At this point each of the shows look likely to recoup their respective investments. If so, that would mean that 50 percent of the commercial musicals presented this season will have gone into the black, an eye-raising statistic given that the average rate of success is 25 percent or less. Even more surprising is the success of the non-musicals, Broadway’s poor cousins. “Lucky Guy,” “I’ll Eat You Last,” “Glengarry Glen Ross,” and “The Heiress” have already announced recoupement. And Christopher Durang‘s “Vanya and Sonia and Masha and Spike,” which won the Best Play Tony Award, will probably announce next month that it has fully paid back its investment. Given that 10 plays flopped, the 33 percent rate of commercial success is not as good as that for musicals but still well above average. (A caveat: the jury is still out on “Macbeth,” starring Alan Cumming and “The Trip to Bountiful,” with Tony-Award winner, Cicely Tyson.)
So what does that say about the present state of Broadway? Marquee names are good insurance. It’s arguable that without Tom Hanks (“Lucky Guy”), Bette Midler (“I’ll Eat You Last”), Al Pacino (“Glengarry Glen Ross”), and Jessica Chastain, (“The Heiress”), the ledgers for their respective shows would have been filled with red ink. However, even with stars you can still face insolvency. For all their clout, Scarlett Johannson (“Cat on a Hot Tin Roof”) and Alec Baldwin (“Orphans”) couldn’t drag their shows over the finish line.

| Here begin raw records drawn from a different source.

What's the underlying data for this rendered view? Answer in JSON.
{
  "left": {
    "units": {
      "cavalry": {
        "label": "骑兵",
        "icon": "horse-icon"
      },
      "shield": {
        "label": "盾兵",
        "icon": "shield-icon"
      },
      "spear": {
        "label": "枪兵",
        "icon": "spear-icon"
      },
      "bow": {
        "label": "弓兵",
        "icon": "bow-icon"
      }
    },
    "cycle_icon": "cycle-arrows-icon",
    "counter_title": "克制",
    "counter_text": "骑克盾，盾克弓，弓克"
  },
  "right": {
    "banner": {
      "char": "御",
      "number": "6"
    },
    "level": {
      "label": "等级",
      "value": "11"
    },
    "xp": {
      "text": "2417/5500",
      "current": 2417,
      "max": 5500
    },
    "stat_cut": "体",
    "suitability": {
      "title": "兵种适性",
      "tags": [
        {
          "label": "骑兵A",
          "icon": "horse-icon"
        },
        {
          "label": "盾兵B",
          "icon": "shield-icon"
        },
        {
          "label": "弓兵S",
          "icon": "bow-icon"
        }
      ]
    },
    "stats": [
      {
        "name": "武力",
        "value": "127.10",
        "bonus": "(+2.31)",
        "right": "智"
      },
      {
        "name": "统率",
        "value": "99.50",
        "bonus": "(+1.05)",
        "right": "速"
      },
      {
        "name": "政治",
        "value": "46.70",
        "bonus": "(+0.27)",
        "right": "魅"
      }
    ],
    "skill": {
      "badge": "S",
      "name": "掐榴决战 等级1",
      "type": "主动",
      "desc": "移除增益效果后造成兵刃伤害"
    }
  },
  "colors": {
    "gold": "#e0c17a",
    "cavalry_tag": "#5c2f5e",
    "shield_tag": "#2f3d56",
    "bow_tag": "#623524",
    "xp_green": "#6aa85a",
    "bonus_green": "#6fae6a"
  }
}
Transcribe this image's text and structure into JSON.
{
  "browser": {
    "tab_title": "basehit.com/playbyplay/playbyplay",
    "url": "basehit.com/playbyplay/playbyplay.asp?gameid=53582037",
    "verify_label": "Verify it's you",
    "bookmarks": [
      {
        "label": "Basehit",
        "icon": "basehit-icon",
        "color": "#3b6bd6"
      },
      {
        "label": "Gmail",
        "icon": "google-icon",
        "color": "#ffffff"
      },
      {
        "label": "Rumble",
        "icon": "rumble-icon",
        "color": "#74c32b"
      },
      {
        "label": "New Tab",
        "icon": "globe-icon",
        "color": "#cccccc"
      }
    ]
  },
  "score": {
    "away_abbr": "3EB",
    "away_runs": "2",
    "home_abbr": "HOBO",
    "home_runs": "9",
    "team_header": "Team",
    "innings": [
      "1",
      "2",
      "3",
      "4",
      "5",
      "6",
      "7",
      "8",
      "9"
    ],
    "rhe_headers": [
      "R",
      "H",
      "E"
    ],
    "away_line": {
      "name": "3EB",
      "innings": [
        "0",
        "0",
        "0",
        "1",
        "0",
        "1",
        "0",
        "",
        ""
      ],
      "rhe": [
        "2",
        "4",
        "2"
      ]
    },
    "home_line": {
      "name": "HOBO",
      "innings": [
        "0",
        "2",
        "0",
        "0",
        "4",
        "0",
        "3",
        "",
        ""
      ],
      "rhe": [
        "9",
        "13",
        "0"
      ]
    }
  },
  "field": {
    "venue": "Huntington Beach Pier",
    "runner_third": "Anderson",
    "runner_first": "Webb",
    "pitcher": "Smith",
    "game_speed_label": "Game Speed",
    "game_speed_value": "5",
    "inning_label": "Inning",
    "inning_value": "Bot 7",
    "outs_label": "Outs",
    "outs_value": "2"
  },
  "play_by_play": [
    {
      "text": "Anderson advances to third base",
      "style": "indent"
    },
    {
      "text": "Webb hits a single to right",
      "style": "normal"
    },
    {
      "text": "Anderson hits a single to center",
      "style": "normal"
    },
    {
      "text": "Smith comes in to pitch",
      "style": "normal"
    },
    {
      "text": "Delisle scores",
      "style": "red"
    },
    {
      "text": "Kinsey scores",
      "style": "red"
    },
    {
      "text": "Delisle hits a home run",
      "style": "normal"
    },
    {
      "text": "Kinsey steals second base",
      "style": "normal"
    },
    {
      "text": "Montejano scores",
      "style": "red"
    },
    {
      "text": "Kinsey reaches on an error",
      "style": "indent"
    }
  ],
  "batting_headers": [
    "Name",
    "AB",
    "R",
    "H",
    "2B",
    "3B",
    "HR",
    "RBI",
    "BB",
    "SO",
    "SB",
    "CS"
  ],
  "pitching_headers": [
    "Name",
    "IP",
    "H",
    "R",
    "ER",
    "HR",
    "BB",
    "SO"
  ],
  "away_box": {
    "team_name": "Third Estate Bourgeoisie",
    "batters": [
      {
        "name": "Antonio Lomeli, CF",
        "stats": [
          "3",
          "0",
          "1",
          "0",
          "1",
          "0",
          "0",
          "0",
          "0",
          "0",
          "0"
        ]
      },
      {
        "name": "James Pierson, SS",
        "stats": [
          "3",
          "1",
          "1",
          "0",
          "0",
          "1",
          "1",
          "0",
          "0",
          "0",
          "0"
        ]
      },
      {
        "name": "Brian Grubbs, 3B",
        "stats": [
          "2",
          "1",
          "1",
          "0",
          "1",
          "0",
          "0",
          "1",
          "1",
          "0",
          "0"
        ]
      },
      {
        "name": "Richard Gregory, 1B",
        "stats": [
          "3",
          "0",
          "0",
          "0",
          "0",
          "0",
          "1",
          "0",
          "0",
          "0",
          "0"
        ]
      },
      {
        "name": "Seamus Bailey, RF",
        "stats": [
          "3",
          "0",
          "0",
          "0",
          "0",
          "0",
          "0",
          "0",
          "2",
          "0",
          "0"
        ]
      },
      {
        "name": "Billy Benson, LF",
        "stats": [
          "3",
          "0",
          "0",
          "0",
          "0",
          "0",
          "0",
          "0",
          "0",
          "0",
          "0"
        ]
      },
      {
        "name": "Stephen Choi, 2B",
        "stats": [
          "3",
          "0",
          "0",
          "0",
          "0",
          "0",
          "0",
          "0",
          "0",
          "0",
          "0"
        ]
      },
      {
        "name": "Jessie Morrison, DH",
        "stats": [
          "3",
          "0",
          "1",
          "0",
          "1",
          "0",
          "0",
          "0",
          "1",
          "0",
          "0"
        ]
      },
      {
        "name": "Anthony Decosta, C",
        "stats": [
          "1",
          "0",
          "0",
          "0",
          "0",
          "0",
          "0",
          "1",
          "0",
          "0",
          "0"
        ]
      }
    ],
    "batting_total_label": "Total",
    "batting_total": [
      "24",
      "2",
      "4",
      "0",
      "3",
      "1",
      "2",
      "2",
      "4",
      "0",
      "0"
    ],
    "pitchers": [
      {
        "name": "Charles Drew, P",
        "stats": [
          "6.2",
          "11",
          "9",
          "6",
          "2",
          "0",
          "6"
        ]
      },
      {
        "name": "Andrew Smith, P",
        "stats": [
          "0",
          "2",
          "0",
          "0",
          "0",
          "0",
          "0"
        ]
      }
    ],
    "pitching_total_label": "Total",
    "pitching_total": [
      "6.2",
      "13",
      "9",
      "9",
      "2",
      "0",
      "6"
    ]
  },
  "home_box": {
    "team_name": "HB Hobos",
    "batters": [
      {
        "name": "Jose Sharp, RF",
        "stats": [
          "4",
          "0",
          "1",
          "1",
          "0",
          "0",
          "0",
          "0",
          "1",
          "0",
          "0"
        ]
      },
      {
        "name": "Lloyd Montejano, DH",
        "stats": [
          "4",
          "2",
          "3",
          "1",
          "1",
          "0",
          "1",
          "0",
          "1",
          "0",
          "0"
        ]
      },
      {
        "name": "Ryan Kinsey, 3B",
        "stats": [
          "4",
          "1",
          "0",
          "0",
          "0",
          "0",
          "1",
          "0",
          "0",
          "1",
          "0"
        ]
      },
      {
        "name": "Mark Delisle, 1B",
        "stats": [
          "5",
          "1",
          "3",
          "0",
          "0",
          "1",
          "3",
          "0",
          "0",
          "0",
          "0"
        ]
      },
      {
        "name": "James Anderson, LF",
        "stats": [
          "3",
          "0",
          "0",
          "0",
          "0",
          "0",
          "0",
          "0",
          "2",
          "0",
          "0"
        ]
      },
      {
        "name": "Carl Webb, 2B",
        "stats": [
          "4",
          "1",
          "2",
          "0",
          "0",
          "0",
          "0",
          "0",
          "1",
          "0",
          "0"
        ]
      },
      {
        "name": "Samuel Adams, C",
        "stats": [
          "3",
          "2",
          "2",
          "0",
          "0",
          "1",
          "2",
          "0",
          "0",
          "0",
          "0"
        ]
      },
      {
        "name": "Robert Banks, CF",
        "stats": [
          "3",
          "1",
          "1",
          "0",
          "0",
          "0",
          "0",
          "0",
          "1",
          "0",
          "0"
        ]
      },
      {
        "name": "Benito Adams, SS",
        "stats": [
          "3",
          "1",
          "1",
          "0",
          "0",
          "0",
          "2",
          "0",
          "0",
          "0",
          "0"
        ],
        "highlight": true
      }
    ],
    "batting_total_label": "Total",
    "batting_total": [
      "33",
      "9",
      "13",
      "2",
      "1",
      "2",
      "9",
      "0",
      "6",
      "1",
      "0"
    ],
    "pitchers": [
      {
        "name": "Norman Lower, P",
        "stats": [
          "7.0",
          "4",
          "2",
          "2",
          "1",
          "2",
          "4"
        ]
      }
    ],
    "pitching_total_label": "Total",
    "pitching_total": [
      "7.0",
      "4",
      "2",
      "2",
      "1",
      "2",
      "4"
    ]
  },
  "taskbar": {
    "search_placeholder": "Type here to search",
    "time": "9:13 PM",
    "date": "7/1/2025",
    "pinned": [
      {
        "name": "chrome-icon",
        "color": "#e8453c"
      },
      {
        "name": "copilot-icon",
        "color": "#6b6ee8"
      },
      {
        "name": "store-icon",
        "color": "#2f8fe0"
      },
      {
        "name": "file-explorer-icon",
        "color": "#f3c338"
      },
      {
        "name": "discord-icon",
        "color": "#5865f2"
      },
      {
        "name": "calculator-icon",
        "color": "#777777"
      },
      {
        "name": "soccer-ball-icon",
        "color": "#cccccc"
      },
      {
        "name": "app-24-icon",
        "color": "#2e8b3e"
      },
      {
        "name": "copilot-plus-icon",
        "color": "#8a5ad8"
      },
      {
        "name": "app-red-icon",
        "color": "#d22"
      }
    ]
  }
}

Another lesson is that you can make end runs around New York’s critical establishment if your brand or star names are strong enough. “Motown, the Musical” received some of the worst reviews of the season and has been grossing well over a million dollars since it opened. On the other hand, unanimous raves couldn’t save the Steppenwolf production of “Who’s Afraid of Virginia Woolf?” which won the Tony Award for Best Revival of a Play as well as a trophy for its star, Tracy Letts. While this season’s scorecard may entice more investors to try their luck on Broadway, the depressing news is that, with the exception of “Matilda” and “Vanya and Sonia and Masha and Spike,” this was one of the least imaginative seasons in recent history.
Photo by Joan Marcus